With a script from Steven Zailllian and Aaron Sorkin, and a story by Stan Chervin, based on Michael Lewis’ 2003 nonfiction book Moneyball: The Art of Winning an Unfair Game, the film tells of the 2002 season of the Oakland Athletics baseball team and the attempt of their general manager, Billy Beane (played by Brad Pitt), to put together a winning team.

However, at the time, Oakland Athletics was under severe financial constraints, especially compared to its affluent rivals. In response, Beane hired an assistant general manager, Peter Brand (played by Jonah Hill), who started using a data-centric approach to analyzing, scouting and buying undervalued players. 

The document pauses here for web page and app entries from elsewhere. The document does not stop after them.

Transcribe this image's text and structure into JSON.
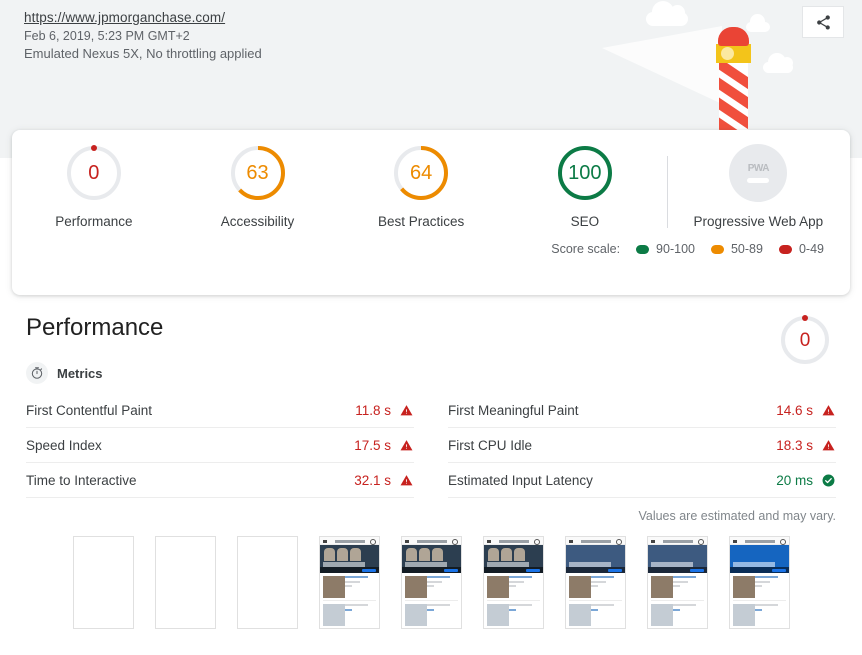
{
  "header": {
    "url": "https://www.jpmorganchase.com/",
    "timestamp": "Feb 6, 2019, 5:23 PM GMT+2",
    "environment": "Emulated Nexus 5X, No throttling applied",
    "share_icon": "share-icon",
    "illustration": "lighthouse-illustration"
  },
  "scores": {
    "categories": [
      {
        "label": "Performance",
        "value": "0",
        "score": 0,
        "color": "#c7221f",
        "state": "fail"
      },
      {
        "label": "Accessibility",
        "value": "63",
        "score": 63,
        "color": "#ed8b00",
        "state": "average"
      },
      {
        "label": "Best Practices",
        "value": "64",
        "score": 64,
        "color": "#ed8b00",
        "state": "average"
      },
      {
        "label": "SEO",
        "value": "100",
        "score": 100,
        "color": "#0c7b46",
        "state": "pass"
      },
      {
        "label": "Progressive Web App",
        "value": "PWA",
        "score": null,
        "color": "#b9bcc0",
        "state": "not-applicable"
      }
    ],
    "scale_label": "Score scale:",
    "scale": [
      {
        "range": "90-100",
        "color": "#0c7b46"
      },
      {
        "range": "50-89",
        "color": "#ed8b00"
      },
      {
        "range": "0-49",
        "color": "#c7221f"
      }
    ]
  },
  "performance": {
    "title": "Performance",
    "gauge_value": "0",
    "gauge_color": "#c7221f",
    "metrics_header": "Metrics",
    "metrics_icon": "stopwatch-icon",
    "metrics_left": [
      {
        "name": "First Contentful Paint",
        "value": "11.8 s",
        "state": "fail",
        "icon": "warning-triangle-icon"
      },
      {
        "name": "Speed Index",
        "value": "17.5 s",
        "state": "fail",
        "icon": "warning-triangle-icon"
      },
      {
        "name": "Time to Interactive",
        "value": "32.1 s",
        "state": "fail",
        "icon": "warning-triangle-icon"
      }
    ],
    "metrics_right": [
      {
        "name": "First Meaningful Paint",
        "value": "14.6 s",
        "state": "fail",
        "icon": "warning-triangle-icon"
      },
      {
        "name": "First CPU Idle",
        "value": "18.3 s",
        "state": "fail",
        "icon": "warning-triangle-icon"
      },
      {
        "name": "Estimated Input Latency",
        "value": "20 ms",
        "state": "pass",
        "icon": "check-circle-icon"
      }
    ],
    "estimated_note": "Values are estimated and may vary.",
    "filmstrip": [
      {
        "kind": "blank"
      },
      {
        "kind": "blank"
      },
      {
        "kind": "blank"
      },
      {
        "kind": "render",
        "variant": "hero-dark"
      },
      {
        "kind": "render",
        "variant": "hero-dark"
      },
      {
        "kind": "render",
        "variant": "hero-dark"
      },
      {
        "kind": "render",
        "variant": "hero-dark"
      },
      {
        "kind": "render",
        "variant": "hero-blue"
      },
      {
        "kind": "render",
        "variant": "hero-blue"
      },
      {
        "kind": "render",
        "variant": "hero-bright"
      }
    ]
  }
}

The sabermetric approach is common in most team sports nowadays, but in the early 2000s, Oakland Athletics proved that it was possible for a team to compete with their bigger budget competitors with a far lower wage bill. Billy Beane had to contend with the old guard of staff members, though, who felt that the data-based system wouldn’t work compared to their shared expertise and knowledge.

Eventually, though, the Oakland A’s began to experience great success on the field as a result of Beane and Brand’s data model, and the underdogs of the league went on to record 103 wins in the 2002 season, with an impressive 20-win streak. However, they unfortunately lost the title to the Minnesota Twins.

Still, the A’s left a deep impression on the future of baseball, and Beane’s commitment to data-centric roster compilation and player development had a significant role in the state of modern baseball. A few years later, the Boston Red Sox broke a long wait for the World Series based on the foundations of Beane’s data.

It’s not all too often that a baseball movie receives as much critical acclaim as Moneyball did, but Miller’s movie went on to earned six Academy Award nominations, including ‘Best Picture’, ‘Best Actor’ for Pitt and ‘Best Supporting Actor’ for Hill, showing that there was a deep interest in the inner working of sport. Throw in the fact that Moneyballwas a commercial success too, and it’s easy to see why the film became so memorable.

Interestingly, though, not every real-life figure was happy with their portrayal in Moneyball. Oakland A’s manager, Art Howe (played in the film by Philip Seymour Hoffman), had later told Sirius XM (via Fox Sports), “It is very disappointing to know that you spent seven years in an organization and gave your heart and soul to it and helped them go to the postseason your last three years there and win over 100 games your last two seasons and this is the way evidently your boss [Beane] feels about you.”

Others had highlighted how certain members of the team had been excluded from the film and that there were also a number of historical inaccuracies surrounding the sale of specific players. However, overall, Moneyball arrived as a brilliant sports drama that detailed one of the most remarkable true sporting stories of all time.